No, they are herbivores. The ones we have here are mostly Green Iguanas, that climb trees and are good swimmers. They eat up gardens. We even found a medium-sized one that had somehow climbed up to our second-floor patio and was eating our herbs we have in planters.
The insect eaters are the small lizards, and they do a good job of control year-round. I see fewer insects in south Florida, and especially flying insects except for 1 season of the year, than I do in many other States to the colder north.http://en.wikipedia.org/wiki/Green_Iguana
From this link:Due to a combination of events, the Green Iguana is considered an invasive species in South Florida...

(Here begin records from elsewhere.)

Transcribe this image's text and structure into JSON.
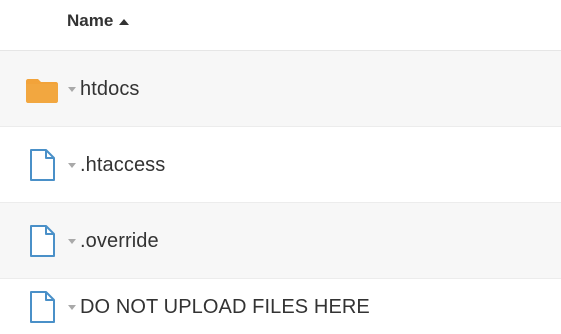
{
  "header": {
    "name_label": "Name"
  },
  "rows": [
    {
      "label": "htdocs",
      "type": "folder",
      "icon": "folder-icon"
    },
    {
      "label": ".htaccess",
      "type": "file",
      "icon": "file-icon"
    },
    {
      "label": ".override",
      "type": "file",
      "icon": "file-icon"
    },
    {
      "label": "DO NOT UPLOAD FILES HERE",
      "type": "file",
      "icon": "file-icon"
    }
  ],
  "colors": {
    "folder": "#F2A33A",
    "file_outline": "#4A90C8",
    "alt_row": "#F7F7F7",
    "caret": "#A9A9A9"
  }
}
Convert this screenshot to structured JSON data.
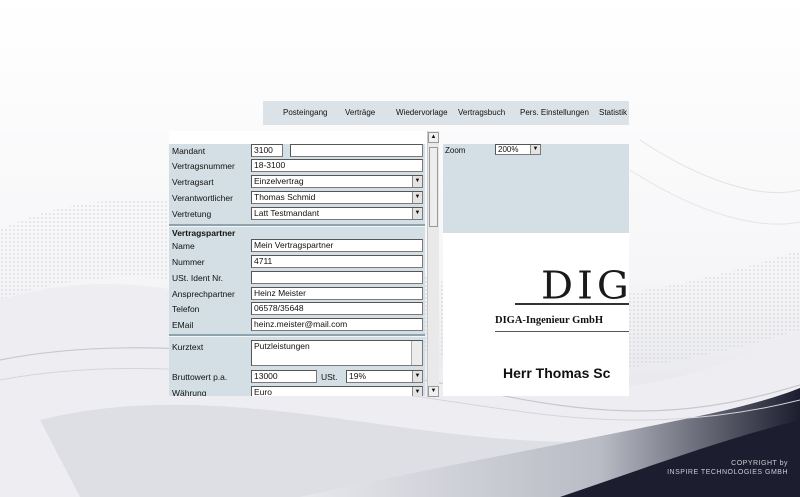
{
  "menu": {
    "items": [
      "Posteingang",
      "Verträge",
      "Wiedervorlage",
      "Vertragsbuch",
      "Pers. Einstellungen",
      "Statistik"
    ]
  },
  "form": {
    "mandant_label": "Mandant",
    "mandant_value": "3100",
    "mandant_name": "",
    "vertragsnummer_label": "Vertragsnummer",
    "vertragsnummer_value": "18-3100",
    "vertragsart_label": "Vertragsart",
    "vertragsart_value": "Einzelvertrag",
    "verantwortlicher_label": "Verantwortlicher",
    "verantwortlicher_value": "Thomas Schmid",
    "vertretung_label": "Vertretung",
    "vertretung_value": "Latt Testmandant",
    "partner_heading": "Vertragspartner",
    "name_label": "Name",
    "name_value": "Mein Vertragspartner",
    "nummer_label": "Nummer",
    "nummer_value": "4711",
    "ust_ident_label": "USt. Ident Nr.",
    "ust_ident_value": "",
    "ansprechpartner_label": "Ansprechpartner",
    "ansprechpartner_value": "Heinz Meister",
    "telefon_label": "Telefon",
    "telefon_value": "06578/35648",
    "email_label": "EMail",
    "email_value": "heinz.meister@mail.com",
    "kurztext_label": "Kurztext",
    "kurztext_value": "Putzleistungen",
    "bruttowert_label": "Bruttowert p.a.",
    "bruttowert_value": "13000",
    "ust_label": "USt.",
    "ust_value": "19%",
    "waehrung_label": "Währung",
    "waehrung_value": "Euro"
  },
  "viewer": {
    "zoom_label": "Zoom",
    "zoom_value": "200%",
    "doc_logo": "DIGA",
    "doc_company": "DIGA-Ingenieur GmbH",
    "doc_recipient": "Herr Thomas Sc"
  },
  "footer": {
    "copyright_line1": "COPYRIGHT by",
    "copyright_line2": "INSPIRE TECHNOLOGIES GMBH"
  },
  "colors": {
    "panel": "#d3dfe4",
    "menubar": "#dbe3e8",
    "separator": "#8fa3ad",
    "swoosh_dark": "#1c1d2e"
  }
}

They often destroy gardens and landscaping. They seem to be fond of eating a native endangered plant, Cordia globosa and feeding on Nickernut (Caesalpinia) a primary food plant of the endangered Miami Blue Butterfly (Cyclargus thomasi bethunebakeri); additionally on Marco Island, Green Iguanas have been observed using the burrows of the Florida Burrowing Owl, a species of special concern, all of which can make them more of a serious threat to Florida's ecosystem than originally believed.
In January 2008, large numbers of feral iguanas in Florida dropped from the trees in which they lived, due to uncommonly cold nights causing them to go into brumation in which they lost their grips on the tree branches. Though no specific numbers were provided by local wildlife officials, local media described the phenomenon as a "frozen iguana shower" in which dozens "littered" local bike paths. Upon the return of daytime warmth many (but not all) of the iguanas "woke up" and resumed their normal activities.This occurred again in January 2010 after a prolonged cold front once again hit southern Florida.